A similar effect is observed with changes in temperature. Again, taking the example of exercise, the active muscles produce heat as a byproduct of ATP production, so increase in temperature will be observed with exercise. An increase in temperature also results in a rightward shift of the oxyhemoglobin dissociation curve, and increased unloading of oxygen from hemoglobin as illustrated in Figure 2 (top inset panel). This is accomplished because an increase in temperature somewhat denatures the structure of hemoglobin, not to the point of dysfunction, but just enough so that oxygen binding is not as favorable.
These two phenomena lead to what is known as the Bohr effect. The Bohr effect shows changes in hemoglobin-oxygen binding based on the acidity (pH) and temperature of the surrounding solution. That is to say if temperature and acidity go up (increased acidity meaning a decrease in pH) the ability of hemoglobin to bind oxygen goes down. Essentially, the Bohr effect results in more efficient oxygenation of tissues and more efficient elimination of CO2 waste in the context of active tissues, which produce high acidity and high temperature in the surrounding blood.
c) Carrying oxygen to the working muscle

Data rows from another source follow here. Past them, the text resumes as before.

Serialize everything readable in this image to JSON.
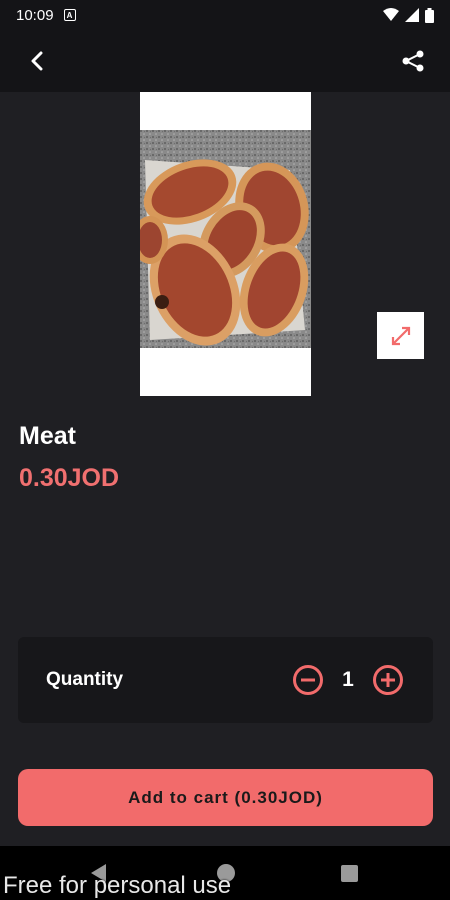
{
  "status_bar": {
    "time": "10:09",
    "notification_icon": "notification-a-icon",
    "right_icons": [
      "wifi-icon",
      "signal-icon",
      "battery-icon"
    ]
  },
  "toolbar": {
    "back_icon": "back-arrow-icon",
    "share_icon": "share-icon"
  },
  "product": {
    "image_description_icon": "product-photo",
    "expand_icon": "expand-icon",
    "name": "Meat",
    "price": "0.30JOD"
  },
  "quantity": {
    "label": "Quantity",
    "value": "1",
    "decrement_icon": "minus-circle-icon",
    "increment_icon": "plus-circle-icon"
  },
  "cart_button": {
    "label": "Add to cart (0.30JOD)"
  },
  "watermark": "Free for personal use",
  "colors": {
    "background": "#1f1f23",
    "accent": "#f26b6b",
    "price": "#f07070",
    "card": "#17171a"
  }
}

Oxygen is carried to the working muscle both through the dissolved oxygen but mainly through the oxygen bound to hemoglobin. The Bohr effect is particularly helpful in unloading oxygen to the working muscles during vigorous exercise, as the low pH and high temperature in the extracellular environment of the muscle fibers allows for easier dissociation of oxygen from hemoglobin.
In the muscle tissue itself, myoglobin binds to the oxygen and transfers it to the mitchondria. Myoglobin can bind to oxygen at even lower partial pressures of oxygen than hemoglobin (see Fig 2, dashed yellow line – % saturation of myoglobin is higher than hemoglobin at PO2 < 50mmHg).
People with anemia,have low iron and therefore less functional hemoglobin to carry oxygen to the working muscles, so these people will feel fatigued earlier with exercise due to a lack of oxygen being carried to their working muscles.
► CONTINUE ONWARDS TO Gas Exchange in the Lungs